*** Begin section ***

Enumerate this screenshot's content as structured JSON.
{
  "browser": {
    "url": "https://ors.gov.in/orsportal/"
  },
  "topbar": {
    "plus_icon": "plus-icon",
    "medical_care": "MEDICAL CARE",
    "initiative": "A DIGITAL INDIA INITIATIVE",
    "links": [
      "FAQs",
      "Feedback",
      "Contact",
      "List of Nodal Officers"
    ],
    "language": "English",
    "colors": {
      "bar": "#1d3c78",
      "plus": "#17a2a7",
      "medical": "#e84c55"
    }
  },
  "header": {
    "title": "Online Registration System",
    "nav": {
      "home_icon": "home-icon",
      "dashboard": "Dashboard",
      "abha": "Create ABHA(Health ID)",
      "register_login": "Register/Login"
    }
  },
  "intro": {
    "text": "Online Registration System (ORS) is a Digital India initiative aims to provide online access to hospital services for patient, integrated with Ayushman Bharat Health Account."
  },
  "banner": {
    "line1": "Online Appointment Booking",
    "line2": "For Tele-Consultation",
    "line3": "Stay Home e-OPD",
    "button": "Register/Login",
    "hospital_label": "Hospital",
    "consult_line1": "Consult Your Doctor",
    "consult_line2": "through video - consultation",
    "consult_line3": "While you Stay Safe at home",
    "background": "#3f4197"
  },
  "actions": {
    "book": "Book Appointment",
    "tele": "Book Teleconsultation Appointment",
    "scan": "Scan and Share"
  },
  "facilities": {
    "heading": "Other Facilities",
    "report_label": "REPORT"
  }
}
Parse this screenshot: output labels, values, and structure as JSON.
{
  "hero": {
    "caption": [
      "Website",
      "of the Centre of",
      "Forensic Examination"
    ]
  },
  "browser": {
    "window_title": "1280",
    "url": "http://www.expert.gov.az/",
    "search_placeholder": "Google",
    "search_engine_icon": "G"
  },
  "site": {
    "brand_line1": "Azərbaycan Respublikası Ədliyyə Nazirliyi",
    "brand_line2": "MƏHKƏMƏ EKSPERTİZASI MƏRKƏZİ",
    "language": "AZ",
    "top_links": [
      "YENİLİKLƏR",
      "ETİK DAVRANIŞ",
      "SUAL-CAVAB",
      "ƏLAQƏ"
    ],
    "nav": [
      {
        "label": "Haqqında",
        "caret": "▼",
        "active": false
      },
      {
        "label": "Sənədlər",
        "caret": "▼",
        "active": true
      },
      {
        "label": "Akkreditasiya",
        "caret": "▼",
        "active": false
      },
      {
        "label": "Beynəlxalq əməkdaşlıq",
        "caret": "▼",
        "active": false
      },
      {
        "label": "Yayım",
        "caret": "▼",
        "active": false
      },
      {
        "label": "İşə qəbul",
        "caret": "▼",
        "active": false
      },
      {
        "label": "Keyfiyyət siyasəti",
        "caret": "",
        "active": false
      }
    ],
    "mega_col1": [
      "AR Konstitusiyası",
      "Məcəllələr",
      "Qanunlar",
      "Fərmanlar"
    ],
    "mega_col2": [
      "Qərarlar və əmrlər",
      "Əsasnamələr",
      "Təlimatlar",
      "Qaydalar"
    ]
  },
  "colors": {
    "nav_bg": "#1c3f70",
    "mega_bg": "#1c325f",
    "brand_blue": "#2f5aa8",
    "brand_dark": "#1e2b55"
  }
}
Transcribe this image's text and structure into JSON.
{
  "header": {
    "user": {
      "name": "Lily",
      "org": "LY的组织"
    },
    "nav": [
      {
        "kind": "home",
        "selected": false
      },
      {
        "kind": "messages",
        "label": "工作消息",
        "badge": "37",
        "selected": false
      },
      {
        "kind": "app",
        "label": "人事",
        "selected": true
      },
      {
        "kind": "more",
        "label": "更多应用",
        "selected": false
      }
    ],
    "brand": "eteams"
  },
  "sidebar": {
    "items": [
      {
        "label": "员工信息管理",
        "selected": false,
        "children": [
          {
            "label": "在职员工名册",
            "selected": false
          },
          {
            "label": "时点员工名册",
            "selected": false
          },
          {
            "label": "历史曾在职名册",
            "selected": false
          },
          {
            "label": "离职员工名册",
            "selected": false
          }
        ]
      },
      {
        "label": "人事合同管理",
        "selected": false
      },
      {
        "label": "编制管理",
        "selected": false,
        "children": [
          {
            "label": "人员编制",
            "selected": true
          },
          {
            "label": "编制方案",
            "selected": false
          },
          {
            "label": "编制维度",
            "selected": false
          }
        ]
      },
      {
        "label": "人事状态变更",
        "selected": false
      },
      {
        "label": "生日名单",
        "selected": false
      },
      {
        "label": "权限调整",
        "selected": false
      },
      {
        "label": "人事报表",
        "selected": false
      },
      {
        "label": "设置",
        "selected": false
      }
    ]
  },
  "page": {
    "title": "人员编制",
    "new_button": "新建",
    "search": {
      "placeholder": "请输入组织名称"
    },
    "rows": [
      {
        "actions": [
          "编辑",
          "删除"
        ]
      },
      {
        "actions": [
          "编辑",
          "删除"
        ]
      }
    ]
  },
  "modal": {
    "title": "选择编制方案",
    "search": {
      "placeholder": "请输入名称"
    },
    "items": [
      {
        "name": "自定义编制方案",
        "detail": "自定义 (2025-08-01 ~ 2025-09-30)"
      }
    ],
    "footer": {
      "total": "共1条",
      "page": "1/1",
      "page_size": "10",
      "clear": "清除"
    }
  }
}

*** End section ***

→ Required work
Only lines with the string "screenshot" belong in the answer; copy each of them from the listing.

→ Answer section
Enumerate this screenshot's content as structured JSON.
Parse this screenshot: output labels, values, and structure as JSON.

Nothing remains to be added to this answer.